The latter, perhaps best known for its Only Fools and Horses Robin three-wheelers, also produced the Reliant Scimitar. Many are the small British sports car makers, from Allard to Gordon Keeble. Perhaps the greatest British tradition is that of luxurious executive cars with leather seats and wooden dashboards.  Jaguar always shone in this segment but was also given a run for its money by Rover, Alvis and even Humber. Such names are now a thing of the past.

Italian Passions

Italy is the land of design, passion and bright red racing cars.  The nation that has given us Ferrari, Maserati, Lancia, Alfa Romeo and Lamborghini. It’s the preserve of Dolce Vita, a love of beautiful things and legends created in the 1950s and 60s that continue to stay with us. But there are other names that belong to this story, ones that have been almost forgotten by the sands of time.  So it is important to tell their story and let them share in the glory of the richest of all motoring traditions.

Isotta Fraschini, for instance, was a maker of sumptuous luxury limousines in the tradition of Rolls-Royce. Moreover, Hispano-Suiza, the Barcelona-based creator of sumptuous vehicles for the kings and royalty of the early twentieth century. The low countries also had their own ‘Rollers’ in the form of Minerva (Belgium) and Spyker (The Netherlands), with the latter reappearing as a sumptuously styled super car at the beginning of the new millennium.

The post-war period, too, was more about speed and power for the Italians.  Out of it came would-be pretenders to Ferrari’s throne such as De Tomaso, Bizzarrini and Iso. The fact that they lost this battle and ultimately disappeared does nothing to detract from their sheer beauty and power.

French Masters

Today, we know French car manufacturers mainly for the reliable, comfortable and often innovative mass-produced vehicles they make.  However, there was a time when France led the way in both luxury limousines and powerful sports cars. Post-war tax regulations killed legendary marques such as Delage, Delahaye, Talbot-Lago and Bugatti. Although the latter was revived in the 1990s. Bugatti may be the most mythical of all, but the other three gave it a run for its money all the way to the late 1950s.

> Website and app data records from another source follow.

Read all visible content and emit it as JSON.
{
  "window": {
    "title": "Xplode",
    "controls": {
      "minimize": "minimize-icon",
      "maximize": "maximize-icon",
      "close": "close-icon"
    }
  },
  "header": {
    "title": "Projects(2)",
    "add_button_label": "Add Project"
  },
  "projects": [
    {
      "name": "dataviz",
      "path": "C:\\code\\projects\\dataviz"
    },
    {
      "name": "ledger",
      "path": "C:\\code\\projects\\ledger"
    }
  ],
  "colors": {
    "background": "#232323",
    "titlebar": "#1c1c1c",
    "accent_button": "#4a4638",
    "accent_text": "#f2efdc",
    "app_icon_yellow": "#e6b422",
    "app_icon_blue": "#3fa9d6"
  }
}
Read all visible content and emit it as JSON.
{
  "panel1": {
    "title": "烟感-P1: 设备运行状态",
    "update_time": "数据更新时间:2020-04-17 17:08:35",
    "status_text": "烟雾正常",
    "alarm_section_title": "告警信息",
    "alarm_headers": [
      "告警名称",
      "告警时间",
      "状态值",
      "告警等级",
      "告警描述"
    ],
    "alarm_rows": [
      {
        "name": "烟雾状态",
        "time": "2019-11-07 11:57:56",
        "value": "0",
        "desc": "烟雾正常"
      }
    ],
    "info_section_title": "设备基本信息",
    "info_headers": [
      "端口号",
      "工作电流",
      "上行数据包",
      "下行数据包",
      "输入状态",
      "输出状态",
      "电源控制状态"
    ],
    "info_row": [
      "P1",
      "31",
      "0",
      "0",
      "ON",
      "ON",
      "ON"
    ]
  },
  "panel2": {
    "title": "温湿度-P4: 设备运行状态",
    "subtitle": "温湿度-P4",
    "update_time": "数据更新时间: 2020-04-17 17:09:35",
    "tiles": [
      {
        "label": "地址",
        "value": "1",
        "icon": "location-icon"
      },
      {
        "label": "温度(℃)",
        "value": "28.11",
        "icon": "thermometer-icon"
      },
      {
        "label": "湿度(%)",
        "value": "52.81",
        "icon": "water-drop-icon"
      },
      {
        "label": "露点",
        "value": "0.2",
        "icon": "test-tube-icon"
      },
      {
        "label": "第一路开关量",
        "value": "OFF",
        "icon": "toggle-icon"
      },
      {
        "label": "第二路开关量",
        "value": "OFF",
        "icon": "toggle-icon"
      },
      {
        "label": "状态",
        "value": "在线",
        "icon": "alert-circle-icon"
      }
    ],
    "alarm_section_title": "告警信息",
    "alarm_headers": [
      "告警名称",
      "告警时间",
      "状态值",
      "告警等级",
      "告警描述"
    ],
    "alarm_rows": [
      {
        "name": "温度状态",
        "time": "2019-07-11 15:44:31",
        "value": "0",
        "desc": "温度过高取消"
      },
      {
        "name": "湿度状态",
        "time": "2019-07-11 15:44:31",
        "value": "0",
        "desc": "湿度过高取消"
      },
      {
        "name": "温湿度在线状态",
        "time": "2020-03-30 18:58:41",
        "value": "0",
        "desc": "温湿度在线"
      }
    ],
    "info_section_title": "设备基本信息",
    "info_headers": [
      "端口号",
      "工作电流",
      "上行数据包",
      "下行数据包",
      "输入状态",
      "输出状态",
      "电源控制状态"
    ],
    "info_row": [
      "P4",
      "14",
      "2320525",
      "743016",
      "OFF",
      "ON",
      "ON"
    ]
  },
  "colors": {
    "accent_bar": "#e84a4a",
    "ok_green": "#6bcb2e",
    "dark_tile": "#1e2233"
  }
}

Some brave souls tried to continue the tradition against all odds. They produced modern classics such as Facel Vega, Panhard, Matra and Alpine in the 1960s and 70s.  Eventually, they went the way of so many luxury and sports car manufacturers. Either being swallowed up by large producers or losing the battle against profitability in an era of mass-production. Enthusiasts will be glad to hear that the Renault group has re-launched the sporting Alpine brand with the Alpine A110. This sports car in the Porsche Cayman segment relives the racing tradition and experience of the original rally champion Alpines.

American Dream Cars

Europeans can sometimes be a little snide about the American car industry. As if that country didn’t make a great contribution to motoring and doesn’t have its own legends. Think of Auburn, Duesenberg, Colt and Stutz and you see not only Hollywood opulence but also beautiful styling and advanced engineering. The later US car industry would become a poor reflection of a time when its cars stood for the American dream personified. Packard was the famous ride of gangsters and businessmen alike,  While Studebaker never stood a chance against the ‘Big Three’ of GM, Ford and Chrysler, it did create some memorable cars.

Think of the Mustang, the Corvette, Dodge Challenger and the Ford GT40. We tend to associate AMC and its Pacer bubble compact with all that was wrong with US car making in the seventies, you cannot deny it has a certain appeal. AMC was also responsible for the Javelin and the AMX, two classic American muscle cars from the Starsky and Hutch era. By the time the Back to the Future Delorean was launched, the Americans had admittedly lost their way somewhat. Giving us all the more reason to mourn – and celebrate – the legendary car makes that we have lost along the way.


For more cool car articles click here!